You can continue to let QuickBooks show you the reminder list when you open the software, or opt to display it manually through the menu. Make your decision based on the way you're most comfortable working. (You can always change it later.)
Cash or Accrual Reporting
QuickBooks has a specific interview question about the way you want to keep your books, offering cash or accrual options. Before you make the decision, check with your accountant. The smart way to do that is to ask your accountant to give a full explanation (don't just say "Which way?" and accept a one-word answer).
Here's a quick overview of what's really involved in this decision. (For details that apply specifically to your business, you should have a fuller discussion with your accountant.) in cash-based accounting, an expense doesn't exist until you write the check. Even if you enter the bill into the software and post it to an expense account in the general ledger, it isn' t really an expense until the check is written. The same is true for revenue, meaning income isn't considered to be real until payment is received from your customer. Even though you enter an invoice and post it to a revenue account in the general ledger, it isn't revenue until its paid.
In accrual-based accounting, as soon as you incur an expense (receive a bill from a vendor) or earn income (send an invoice to a customer), it's real.
Because most accounting software is accrual-based, most businesses, especially small businesses, keep accrual books and report to the IRS on a cash basis.

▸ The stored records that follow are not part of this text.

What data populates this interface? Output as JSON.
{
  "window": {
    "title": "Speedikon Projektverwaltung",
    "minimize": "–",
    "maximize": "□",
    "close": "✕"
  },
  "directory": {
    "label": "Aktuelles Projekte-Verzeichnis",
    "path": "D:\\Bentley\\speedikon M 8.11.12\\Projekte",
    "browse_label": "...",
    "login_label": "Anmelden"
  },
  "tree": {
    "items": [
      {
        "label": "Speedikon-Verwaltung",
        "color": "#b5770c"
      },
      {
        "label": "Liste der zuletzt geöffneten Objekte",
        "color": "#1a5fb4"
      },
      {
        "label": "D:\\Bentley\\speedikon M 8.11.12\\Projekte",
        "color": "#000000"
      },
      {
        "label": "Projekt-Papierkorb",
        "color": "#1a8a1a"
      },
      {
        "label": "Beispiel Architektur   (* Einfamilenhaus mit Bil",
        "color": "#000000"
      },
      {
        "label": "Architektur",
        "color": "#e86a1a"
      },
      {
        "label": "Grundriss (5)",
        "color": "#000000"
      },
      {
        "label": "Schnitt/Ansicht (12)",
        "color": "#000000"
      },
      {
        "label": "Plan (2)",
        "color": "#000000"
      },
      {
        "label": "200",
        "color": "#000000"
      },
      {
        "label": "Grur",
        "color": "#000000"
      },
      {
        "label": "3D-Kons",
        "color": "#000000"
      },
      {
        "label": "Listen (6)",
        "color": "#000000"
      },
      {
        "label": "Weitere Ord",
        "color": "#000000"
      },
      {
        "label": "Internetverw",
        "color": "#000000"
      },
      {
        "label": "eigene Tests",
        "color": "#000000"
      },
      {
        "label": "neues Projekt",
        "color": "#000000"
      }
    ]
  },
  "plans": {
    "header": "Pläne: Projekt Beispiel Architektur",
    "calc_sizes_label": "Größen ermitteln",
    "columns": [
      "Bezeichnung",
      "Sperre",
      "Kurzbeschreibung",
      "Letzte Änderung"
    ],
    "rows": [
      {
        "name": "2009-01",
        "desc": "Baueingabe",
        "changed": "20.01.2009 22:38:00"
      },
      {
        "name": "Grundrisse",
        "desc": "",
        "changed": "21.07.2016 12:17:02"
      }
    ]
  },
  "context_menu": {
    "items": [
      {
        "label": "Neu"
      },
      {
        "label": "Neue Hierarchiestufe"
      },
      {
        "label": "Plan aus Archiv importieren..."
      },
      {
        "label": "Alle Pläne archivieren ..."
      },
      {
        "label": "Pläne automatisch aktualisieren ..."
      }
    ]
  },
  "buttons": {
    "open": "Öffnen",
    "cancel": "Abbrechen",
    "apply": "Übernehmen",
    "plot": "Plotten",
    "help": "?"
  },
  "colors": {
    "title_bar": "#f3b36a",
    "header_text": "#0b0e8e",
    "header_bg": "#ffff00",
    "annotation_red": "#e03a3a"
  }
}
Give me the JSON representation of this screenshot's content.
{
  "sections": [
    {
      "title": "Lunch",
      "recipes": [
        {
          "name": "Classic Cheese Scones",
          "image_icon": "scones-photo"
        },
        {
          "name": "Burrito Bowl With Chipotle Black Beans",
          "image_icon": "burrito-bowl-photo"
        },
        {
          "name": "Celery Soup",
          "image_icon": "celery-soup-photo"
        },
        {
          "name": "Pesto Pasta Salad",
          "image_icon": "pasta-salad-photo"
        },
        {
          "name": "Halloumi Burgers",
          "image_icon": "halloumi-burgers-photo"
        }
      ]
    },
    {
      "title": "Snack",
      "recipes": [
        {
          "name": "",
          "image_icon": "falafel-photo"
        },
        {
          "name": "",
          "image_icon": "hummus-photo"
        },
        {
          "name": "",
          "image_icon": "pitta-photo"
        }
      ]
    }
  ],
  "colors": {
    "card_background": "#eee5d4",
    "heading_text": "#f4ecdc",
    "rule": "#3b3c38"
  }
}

Most accounting software is accrual-based because business owners want to know those accrued totals: "How much did I earn (bill customers for)?" and "How much do I owe?"
The Start Date Interview
if today is the first day of your fiscal year (usually January 1) and your accountant has just completed all the accounting stuff for last year, and your numbers are pristine and perfect, you can keep going now. If any other situation exists, you should stop right here, right now, and read the section on selecting a start date in Appendix A. (You might also want to call your accountant.)
The start date you select has an enormous impact on the amount of detail your QuickBooks reports will have. in fact, it has an enormous impact on the accuracy of the numbers QuickBooks reports.
Without repeating all the information in Appendix A, the following is a quick overview of the choices you have:
Choose the start date that represents the first day of your fiscal year and enter every transaction...